In the entries that follow, how many lines contain "Akin"? Please reply with only the number.

▸ **RECORDS FOR THIS EXERCISE**:

- - - - - - -

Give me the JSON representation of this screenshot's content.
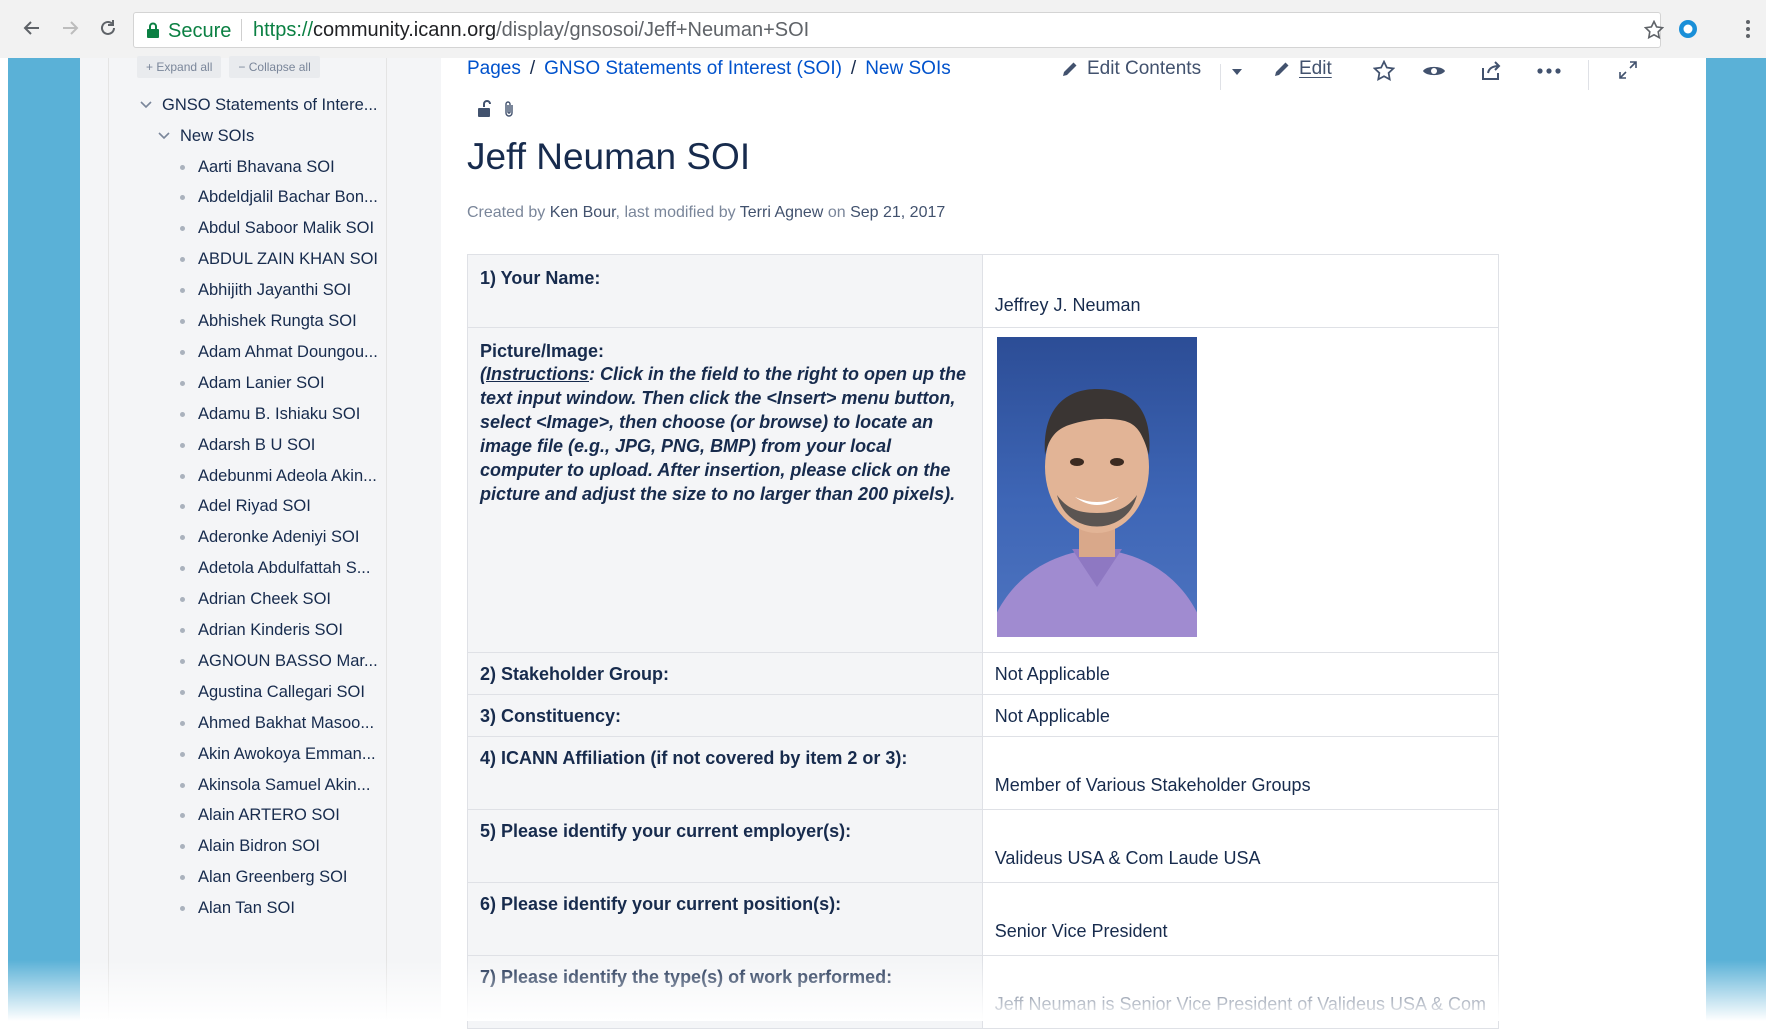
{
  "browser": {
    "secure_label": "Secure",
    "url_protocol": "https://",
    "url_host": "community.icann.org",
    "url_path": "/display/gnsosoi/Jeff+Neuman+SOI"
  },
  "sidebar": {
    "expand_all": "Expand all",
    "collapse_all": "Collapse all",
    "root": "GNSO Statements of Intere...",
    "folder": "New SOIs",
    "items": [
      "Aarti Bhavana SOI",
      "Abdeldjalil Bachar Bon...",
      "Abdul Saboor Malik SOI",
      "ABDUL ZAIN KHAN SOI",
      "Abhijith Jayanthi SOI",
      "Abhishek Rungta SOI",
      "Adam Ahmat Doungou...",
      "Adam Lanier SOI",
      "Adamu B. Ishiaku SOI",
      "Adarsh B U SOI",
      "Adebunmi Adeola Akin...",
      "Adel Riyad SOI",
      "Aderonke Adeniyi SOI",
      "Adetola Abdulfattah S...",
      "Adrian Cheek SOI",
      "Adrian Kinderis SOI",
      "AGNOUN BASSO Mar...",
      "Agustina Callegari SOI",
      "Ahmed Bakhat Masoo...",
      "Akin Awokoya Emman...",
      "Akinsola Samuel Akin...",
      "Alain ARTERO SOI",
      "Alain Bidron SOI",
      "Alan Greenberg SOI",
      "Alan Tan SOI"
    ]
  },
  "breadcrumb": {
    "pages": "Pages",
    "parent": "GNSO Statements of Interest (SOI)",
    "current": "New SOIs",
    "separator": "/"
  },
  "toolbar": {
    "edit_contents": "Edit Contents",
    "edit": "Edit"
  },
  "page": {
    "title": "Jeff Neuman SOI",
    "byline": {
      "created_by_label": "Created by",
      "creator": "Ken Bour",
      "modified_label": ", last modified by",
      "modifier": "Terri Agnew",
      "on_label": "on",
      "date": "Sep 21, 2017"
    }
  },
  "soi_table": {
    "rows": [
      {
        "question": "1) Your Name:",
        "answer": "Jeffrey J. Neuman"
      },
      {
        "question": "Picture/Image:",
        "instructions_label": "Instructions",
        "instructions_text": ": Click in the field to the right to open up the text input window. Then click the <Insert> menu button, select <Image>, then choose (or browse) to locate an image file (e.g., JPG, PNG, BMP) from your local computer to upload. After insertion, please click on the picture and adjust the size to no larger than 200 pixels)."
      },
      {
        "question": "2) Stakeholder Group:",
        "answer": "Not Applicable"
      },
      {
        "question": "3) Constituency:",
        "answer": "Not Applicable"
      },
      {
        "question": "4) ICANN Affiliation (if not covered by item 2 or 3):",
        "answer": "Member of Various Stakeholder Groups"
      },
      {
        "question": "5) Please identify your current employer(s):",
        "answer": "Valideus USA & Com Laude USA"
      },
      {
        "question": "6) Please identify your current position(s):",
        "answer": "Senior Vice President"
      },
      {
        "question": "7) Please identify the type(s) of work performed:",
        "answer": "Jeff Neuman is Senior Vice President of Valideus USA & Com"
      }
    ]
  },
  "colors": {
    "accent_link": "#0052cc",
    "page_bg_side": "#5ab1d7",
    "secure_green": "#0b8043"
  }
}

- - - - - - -

▸ **WRITTEN SOLUTION**:
3